"Dirty Wars": How the US Declares the World a Battlefield
In the interview with Kontext TV at a discussion at Harvard University the investigative journalist Jeremy Scahill talks about his latest book: "Dirty Wars. The World Is a Battlefield". After his best-selling book about the mercenary army "Blackwater" Scahill presents again a ground breaking investigation of US warfare. This time he sheds light on the covered operations of the Joint Special Operation Command (JSOC), essentially a private army of the US president, says Scahill. Around the world JSOC is undertaking tens of thousands of night raids, targeted killings, acts of sabotage or drone strikes in over 70 countries year by year, beyond effective control by US Congress or media attention.
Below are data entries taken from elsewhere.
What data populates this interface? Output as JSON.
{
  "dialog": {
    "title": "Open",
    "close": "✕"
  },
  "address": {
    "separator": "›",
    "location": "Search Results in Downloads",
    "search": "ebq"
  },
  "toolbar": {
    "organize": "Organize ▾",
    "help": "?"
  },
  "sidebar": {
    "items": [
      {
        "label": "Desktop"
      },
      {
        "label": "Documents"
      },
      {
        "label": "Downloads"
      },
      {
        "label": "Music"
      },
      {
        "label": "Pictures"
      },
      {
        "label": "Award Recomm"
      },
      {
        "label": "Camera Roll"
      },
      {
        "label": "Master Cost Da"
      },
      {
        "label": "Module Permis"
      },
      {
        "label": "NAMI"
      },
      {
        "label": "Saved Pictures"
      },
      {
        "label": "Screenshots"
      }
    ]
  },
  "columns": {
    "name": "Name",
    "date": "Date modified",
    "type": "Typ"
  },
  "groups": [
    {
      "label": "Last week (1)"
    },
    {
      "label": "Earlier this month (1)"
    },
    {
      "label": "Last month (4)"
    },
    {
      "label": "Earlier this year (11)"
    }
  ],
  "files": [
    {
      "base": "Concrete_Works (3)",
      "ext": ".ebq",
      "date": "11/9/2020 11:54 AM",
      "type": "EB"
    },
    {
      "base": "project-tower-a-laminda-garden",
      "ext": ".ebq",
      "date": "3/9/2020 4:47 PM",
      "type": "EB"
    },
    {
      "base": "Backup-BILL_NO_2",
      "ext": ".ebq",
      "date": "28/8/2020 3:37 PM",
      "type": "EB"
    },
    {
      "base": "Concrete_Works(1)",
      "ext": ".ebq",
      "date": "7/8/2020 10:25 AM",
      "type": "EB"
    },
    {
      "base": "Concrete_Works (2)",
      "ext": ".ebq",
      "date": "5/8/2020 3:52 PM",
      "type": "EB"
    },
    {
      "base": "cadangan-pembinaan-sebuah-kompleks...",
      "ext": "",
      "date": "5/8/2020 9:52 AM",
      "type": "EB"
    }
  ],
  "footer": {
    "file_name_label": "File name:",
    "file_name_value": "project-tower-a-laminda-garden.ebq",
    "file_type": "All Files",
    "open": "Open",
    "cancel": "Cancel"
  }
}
He narrates hauntingly the stories of the American Imam Anwar al-Awlaki, his 16 year old son Abdulrahman and the pregnant women of the Afghan village Gardez, all killed in JSOC operations. "We are becoming the force that we seek to destroy. We run the risk of looking like we have no morality at all". We also talked to the director of the documentary film "Dirty Wars" Richard Rowley who received an award at this year’s Sundance Film Festival. Furthermore Kontext TV shows parts of a discussion at Harvard University in which Jeremy Scahill and US critic Noam Chomsky discuss the "hidden wars" and the advancing warfare technology while putting them in context of US foreign policy. Noam Chomsky: "These resources are there, they are growing, they have a self-generating capacity and they are going to get larger and larger and they want to have more and more to do and when one target disappears the next comes up somewhere else".